**EXTRACTED MATERIAL:**
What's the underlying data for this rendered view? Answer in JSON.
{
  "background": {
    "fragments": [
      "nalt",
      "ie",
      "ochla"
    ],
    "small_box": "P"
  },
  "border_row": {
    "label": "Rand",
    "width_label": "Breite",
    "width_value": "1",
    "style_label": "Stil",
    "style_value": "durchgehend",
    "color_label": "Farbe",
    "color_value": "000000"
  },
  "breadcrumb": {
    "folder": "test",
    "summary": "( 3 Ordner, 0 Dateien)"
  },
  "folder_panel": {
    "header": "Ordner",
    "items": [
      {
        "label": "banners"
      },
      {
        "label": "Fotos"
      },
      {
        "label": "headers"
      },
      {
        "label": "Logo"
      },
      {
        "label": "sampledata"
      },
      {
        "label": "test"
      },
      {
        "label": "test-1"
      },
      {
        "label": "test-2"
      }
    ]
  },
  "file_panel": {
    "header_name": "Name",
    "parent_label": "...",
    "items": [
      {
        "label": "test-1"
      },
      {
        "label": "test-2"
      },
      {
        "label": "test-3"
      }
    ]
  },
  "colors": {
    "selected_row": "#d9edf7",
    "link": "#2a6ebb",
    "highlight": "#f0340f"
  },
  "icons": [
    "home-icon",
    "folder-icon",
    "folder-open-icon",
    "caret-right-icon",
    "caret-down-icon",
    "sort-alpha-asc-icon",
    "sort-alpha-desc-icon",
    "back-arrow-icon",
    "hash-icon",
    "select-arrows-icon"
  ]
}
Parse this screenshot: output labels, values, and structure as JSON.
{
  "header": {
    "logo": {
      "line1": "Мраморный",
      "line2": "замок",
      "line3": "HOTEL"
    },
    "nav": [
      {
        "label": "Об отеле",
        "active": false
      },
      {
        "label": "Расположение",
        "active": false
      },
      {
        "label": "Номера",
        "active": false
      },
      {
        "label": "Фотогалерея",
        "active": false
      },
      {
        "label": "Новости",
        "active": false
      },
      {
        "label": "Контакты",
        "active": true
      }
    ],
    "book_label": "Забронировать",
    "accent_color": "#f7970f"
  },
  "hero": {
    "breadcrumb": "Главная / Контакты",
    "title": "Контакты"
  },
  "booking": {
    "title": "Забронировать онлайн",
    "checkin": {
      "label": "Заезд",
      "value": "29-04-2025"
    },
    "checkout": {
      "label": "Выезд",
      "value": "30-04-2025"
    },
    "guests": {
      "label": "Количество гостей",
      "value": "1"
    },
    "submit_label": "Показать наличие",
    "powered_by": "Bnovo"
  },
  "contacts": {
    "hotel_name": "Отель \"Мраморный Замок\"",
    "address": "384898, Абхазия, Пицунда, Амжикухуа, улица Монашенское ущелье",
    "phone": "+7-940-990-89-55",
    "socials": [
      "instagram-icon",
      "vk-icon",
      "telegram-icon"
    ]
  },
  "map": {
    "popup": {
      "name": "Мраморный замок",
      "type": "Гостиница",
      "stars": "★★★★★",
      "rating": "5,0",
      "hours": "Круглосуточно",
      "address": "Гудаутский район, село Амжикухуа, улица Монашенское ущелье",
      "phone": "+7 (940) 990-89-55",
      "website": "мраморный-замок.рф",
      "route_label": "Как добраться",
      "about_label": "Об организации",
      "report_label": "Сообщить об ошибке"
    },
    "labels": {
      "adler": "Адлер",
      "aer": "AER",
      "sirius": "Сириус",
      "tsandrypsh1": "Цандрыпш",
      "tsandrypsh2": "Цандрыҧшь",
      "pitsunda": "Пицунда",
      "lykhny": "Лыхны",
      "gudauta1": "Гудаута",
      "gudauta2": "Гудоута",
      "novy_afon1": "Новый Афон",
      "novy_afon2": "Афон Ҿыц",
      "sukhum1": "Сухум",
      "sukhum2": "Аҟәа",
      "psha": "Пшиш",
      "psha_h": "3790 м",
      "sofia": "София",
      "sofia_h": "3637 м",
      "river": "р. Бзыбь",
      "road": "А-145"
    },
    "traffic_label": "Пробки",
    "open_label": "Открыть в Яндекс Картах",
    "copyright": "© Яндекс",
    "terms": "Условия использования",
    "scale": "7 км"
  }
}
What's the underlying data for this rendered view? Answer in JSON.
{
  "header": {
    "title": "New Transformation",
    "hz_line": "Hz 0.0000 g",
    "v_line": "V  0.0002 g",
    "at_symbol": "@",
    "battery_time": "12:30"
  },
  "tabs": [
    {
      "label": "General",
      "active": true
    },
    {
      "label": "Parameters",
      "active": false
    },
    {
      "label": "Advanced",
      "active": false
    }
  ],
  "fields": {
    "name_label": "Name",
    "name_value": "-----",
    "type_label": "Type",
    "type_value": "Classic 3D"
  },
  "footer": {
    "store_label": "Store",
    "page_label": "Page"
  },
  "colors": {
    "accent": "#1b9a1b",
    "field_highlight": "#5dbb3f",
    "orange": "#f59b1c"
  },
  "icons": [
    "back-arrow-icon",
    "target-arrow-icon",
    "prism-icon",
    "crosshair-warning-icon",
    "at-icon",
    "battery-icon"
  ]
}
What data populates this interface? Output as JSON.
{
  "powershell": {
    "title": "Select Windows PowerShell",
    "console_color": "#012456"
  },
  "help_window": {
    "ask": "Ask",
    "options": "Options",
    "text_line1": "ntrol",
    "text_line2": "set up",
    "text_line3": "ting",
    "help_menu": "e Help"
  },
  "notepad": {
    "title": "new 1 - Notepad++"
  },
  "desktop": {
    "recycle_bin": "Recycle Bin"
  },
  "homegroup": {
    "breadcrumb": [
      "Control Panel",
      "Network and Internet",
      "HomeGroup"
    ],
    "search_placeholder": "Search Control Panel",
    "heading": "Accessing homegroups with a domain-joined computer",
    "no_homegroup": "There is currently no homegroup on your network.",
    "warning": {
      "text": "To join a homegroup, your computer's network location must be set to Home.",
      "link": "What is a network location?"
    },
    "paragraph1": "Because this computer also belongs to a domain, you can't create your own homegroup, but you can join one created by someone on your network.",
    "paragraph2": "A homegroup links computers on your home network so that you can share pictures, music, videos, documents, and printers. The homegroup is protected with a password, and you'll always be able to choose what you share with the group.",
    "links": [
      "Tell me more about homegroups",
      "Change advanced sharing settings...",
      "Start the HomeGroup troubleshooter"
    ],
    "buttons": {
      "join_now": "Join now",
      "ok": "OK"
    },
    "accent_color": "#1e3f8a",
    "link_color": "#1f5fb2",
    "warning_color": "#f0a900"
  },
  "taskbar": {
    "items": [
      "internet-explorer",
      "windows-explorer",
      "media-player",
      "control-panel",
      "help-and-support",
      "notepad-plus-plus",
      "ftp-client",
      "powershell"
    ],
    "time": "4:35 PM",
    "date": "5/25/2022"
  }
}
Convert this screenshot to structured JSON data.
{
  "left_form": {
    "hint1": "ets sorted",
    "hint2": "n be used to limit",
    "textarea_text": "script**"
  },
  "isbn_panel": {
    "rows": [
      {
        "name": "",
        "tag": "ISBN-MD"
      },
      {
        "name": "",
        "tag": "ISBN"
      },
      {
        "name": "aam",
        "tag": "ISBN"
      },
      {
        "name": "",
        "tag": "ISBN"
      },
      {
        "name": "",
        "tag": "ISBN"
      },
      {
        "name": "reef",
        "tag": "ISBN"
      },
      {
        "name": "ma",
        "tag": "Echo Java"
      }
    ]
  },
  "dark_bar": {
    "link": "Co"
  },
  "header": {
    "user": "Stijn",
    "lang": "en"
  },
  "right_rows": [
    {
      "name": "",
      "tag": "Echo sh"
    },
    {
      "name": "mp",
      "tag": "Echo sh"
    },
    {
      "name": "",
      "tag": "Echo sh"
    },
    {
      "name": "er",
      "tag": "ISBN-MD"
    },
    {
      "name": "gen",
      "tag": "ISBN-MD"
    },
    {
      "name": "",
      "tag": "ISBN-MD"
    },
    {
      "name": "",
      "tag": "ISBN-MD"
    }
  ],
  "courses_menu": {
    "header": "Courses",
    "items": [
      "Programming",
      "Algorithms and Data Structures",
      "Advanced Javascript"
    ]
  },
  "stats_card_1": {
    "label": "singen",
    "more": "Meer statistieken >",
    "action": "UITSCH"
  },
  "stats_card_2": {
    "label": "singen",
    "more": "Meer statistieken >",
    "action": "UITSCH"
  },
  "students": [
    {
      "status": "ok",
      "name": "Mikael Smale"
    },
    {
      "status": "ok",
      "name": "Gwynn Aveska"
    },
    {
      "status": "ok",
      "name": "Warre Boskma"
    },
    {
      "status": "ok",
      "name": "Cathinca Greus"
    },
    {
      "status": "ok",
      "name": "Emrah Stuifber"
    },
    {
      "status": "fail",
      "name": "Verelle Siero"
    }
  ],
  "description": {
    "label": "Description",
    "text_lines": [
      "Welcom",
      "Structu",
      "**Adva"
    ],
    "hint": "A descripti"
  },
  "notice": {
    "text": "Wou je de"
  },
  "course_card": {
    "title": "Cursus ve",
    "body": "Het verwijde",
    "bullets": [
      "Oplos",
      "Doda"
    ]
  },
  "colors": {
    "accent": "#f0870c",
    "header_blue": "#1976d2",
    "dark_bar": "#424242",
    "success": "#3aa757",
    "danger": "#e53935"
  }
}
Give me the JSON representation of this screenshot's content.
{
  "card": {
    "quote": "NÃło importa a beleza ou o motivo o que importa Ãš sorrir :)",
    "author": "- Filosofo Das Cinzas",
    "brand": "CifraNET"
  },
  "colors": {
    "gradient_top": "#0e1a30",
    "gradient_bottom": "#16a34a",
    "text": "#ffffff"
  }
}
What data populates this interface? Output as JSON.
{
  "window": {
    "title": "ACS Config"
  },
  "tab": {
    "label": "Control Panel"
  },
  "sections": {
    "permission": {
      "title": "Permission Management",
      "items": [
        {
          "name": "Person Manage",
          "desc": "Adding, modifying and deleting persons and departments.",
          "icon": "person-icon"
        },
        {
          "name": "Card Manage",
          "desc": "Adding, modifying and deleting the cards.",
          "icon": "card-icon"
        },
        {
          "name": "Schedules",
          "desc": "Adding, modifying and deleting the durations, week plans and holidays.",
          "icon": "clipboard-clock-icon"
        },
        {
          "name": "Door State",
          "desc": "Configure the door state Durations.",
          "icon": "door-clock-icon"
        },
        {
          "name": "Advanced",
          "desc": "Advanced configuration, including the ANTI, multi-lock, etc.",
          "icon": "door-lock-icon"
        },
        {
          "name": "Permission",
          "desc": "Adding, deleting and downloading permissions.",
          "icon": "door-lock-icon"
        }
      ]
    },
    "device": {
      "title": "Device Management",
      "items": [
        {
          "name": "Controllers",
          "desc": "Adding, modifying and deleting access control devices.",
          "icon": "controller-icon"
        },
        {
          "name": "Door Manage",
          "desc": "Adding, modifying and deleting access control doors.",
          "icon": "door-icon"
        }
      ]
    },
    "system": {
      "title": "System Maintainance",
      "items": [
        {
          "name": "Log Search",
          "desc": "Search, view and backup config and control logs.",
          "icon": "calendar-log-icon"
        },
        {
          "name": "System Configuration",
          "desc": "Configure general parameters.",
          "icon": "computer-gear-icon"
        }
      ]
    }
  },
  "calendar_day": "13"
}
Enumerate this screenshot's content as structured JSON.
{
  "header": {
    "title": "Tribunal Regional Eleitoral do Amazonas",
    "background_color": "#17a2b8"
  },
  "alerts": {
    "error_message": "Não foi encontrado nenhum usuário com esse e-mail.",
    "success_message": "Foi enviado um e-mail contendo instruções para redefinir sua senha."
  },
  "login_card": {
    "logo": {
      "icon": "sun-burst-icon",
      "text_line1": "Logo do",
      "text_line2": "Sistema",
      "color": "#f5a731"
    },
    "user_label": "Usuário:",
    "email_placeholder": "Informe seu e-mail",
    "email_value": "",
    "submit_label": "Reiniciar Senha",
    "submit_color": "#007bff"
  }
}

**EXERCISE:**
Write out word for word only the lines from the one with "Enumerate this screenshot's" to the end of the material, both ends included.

**REPLY:**
Enumerate this screenshot's content as structured JSON.
{
  "header": {
    "title": "Tribunal Regional Eleitoral do Amazonas",
    "background_color": "#17a2b8"
  },
  "alerts": {
    "error_message": "Não foi encontrado nenhum usuário com esse e-mail.",
    "success_message": "Foi enviado um e-mail contendo instruções para redefinir sua senha."
  },
  "login_card": {
    "logo": {
      "icon": "sun-burst-icon",
      "text_line1": "Logo do",
      "text_line2": "Sistema",
      "color": "#f5a731"
    },
    "user_label": "Usuário:",
    "email_placeholder": "Informe seu e-mail",
    "email_value": "",
    "submit_label": "Reiniciar Senha",
    "submit_color": "#007bff"
  }
}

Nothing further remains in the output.